*What you will do:*
Only the pictures are to be dropped; the rest of the data below is to be duplicated exactly.

*Dataset:*
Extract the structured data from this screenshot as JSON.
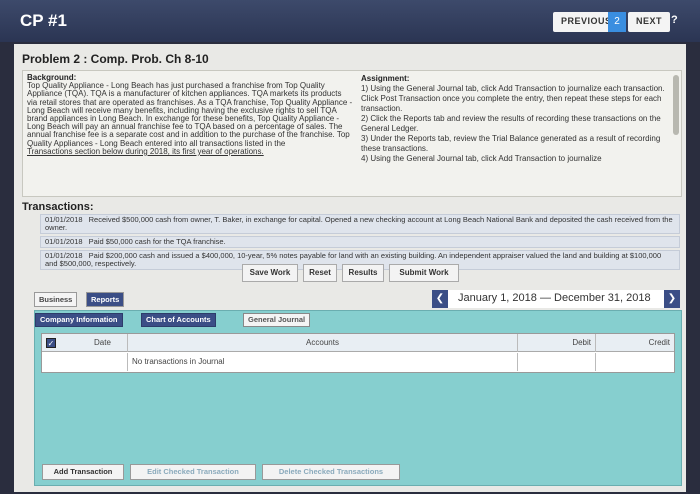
{
  "header": {
    "title": "CP #1",
    "previous_label": "PREVIOUS",
    "page_number": "2",
    "next_label": "NEXT",
    "help_label": "?"
  },
  "problem": {
    "title": "Problem 2 : Comp. Prob. Ch 8-10"
  },
  "background": {
    "label": "Background:",
    "text": "Top Quality Appliance - Long Beach has just purchased a franchise from Top Quality Appliance (TQA). TQA is a manufacturer of kitchen appliances. TQA markets its products via retail stores that are operated as franchises. As a TQA franchise, Top Quality Appliance - Long Beach will receive many benefits, including having the exclusive rights to sell TQA brand appliances in Long Beach. In exchange for these benefits, Top Quality Appliance - Long Beach will pay an annual franchise fee to TQA based on a percentage of sales. The annual franchise fee is a separate cost and in addition to the purchase of the franchise. Top Quality Appliances - Long Beach entered into all transactions listed in the",
    "link_text": "Transactions section below during 2018, its first year of operations."
  },
  "assignment": {
    "label": "Assignment:",
    "steps": [
      "1) Using the General Journal tab, click Add Transaction to journalize each transaction. Click Post Transaction once you complete the entry, then repeat these steps for each transaction.",
      "2) Click the Reports tab and review the results of recording these transactions on the General Ledger.",
      "3) Under the Reports tab, review the Trial Balance generated as a result of recording these transactions.",
      "4) Using the General Journal tab, click Add Transaction to journalize"
    ]
  },
  "transactions": {
    "label": "Transactions:",
    "items": [
      {
        "date": "01/01/2018",
        "text": "Received $500,000 cash from owner, T. Baker, in exchange for capital. Opened a new checking account at Long Beach National Bank and deposited the cash received from the owner."
      },
      {
        "date": "01/01/2018",
        "text": "Paid $50,000 cash for the TQA franchise."
      },
      {
        "date": "01/01/2018",
        "text": "Paid $200,000 cash and issued a $400,000, 10-year, 5% notes payable for land with an existing building. An independent appraiser valued the land and building at $100,000 and $500,000, respectively."
      }
    ]
  },
  "actions": {
    "save": "Save Work",
    "reset": "Reset",
    "results": "Results",
    "submit": "Submit Work"
  },
  "tabs": {
    "business": "Business",
    "reports": "Reports"
  },
  "date_range": {
    "text": "January 1, 2018 — December 31, 2018"
  },
  "subtabs": {
    "company_info": "Company Information",
    "chart_of_accounts": "Chart of Accounts",
    "general_journal": "General Journal"
  },
  "journal": {
    "columns": {
      "date": "Date",
      "accounts": "Accounts",
      "debit": "Debit",
      "credit": "Credit"
    },
    "empty_message": "No transactions in Journal"
  },
  "bottom_actions": {
    "add": "Add Transaction",
    "edit": "Edit Checked Transaction",
    "delete": "Delete Checked Transactions"
  }
}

*Solution:*
Extract the structured data from this screenshot as JSON.
{
  "header": {
    "title": "CP #1",
    "previous_label": "PREVIOUS",
    "page_number": "2",
    "next_label": "NEXT",
    "help_label": "?"
  },
  "problem": {
    "title": "Problem 2 : Comp. Prob. Ch 8-10"
  },
  "background": {
    "label": "Background:",
    "text": "Top Quality Appliance - Long Beach has just purchased a franchise from Top Quality Appliance (TQA). TQA is a manufacturer of kitchen appliances. TQA markets its products via retail stores that are operated as franchises. As a TQA franchise, Top Quality Appliance - Long Beach will receive many benefits, including having the exclusive rights to sell TQA brand appliances in Long Beach. In exchange for these benefits, Top Quality Appliance - Long Beach will pay an annual franchise fee to TQA based on a percentage of sales. The annual franchise fee is a separate cost and in addition to the purchase of the franchise. Top Quality Appliances - Long Beach entered into all transactions listed in the",
    "link_text": "Transactions section below during 2018, its first year of operations."
  },
  "assignment": {
    "label": "Assignment:",
    "steps": [
      "1) Using the General Journal tab, click Add Transaction to journalize each transaction. Click Post Transaction once you complete the entry, then repeat these steps for each transaction.",
      "2) Click the Reports tab and review the results of recording these transactions on the General Ledger.",
      "3) Under the Reports tab, review the Trial Balance generated as a result of recording these transactions.",
      "4) Using the General Journal tab, click Add Transaction to journalize"
    ]
  },
  "transactions": {
    "label": "Transactions:",
    "items": [
      {
        "date": "01/01/2018",
        "text": "Received $500,000 cash from owner, T. Baker, in exchange for capital. Opened a new checking account at Long Beach National Bank and deposited the cash received from the owner."
      },
      {
        "date": "01/01/2018",
        "text": "Paid $50,000 cash for the TQA franchise."
      },
      {
        "date": "01/01/2018",
        "text": "Paid $200,000 cash and issued a $400,000, 10-year, 5% notes payable for land with an existing building. An independent appraiser valued the land and building at $100,000 and $500,000, respectively."
      }
    ]
  },
  "actions": {
    "save": "Save Work",
    "reset": "Reset",
    "results": "Results",
    "submit": "Submit Work"
  },
  "tabs": {
    "business": "Business",
    "reports": "Reports"
  },
  "date_range": {
    "text": "January 1, 2018 — December 31, 2018"
  },
  "subtabs": {
    "company_info": "Company Information",
    "chart_of_accounts": "Chart of Accounts",
    "general_journal": "General Journal"
  },
  "journal": {
    "columns": {
      "date": "Date",
      "accounts": "Accounts",
      "debit": "Debit",
      "credit": "Credit"
    },
    "empty_message": "No transactions in Journal"
  },
  "bottom_actions": {
    "add": "Add Transaction",
    "edit": "Edit Checked Transaction",
    "delete": "Delete Checked Transactions"
  }
}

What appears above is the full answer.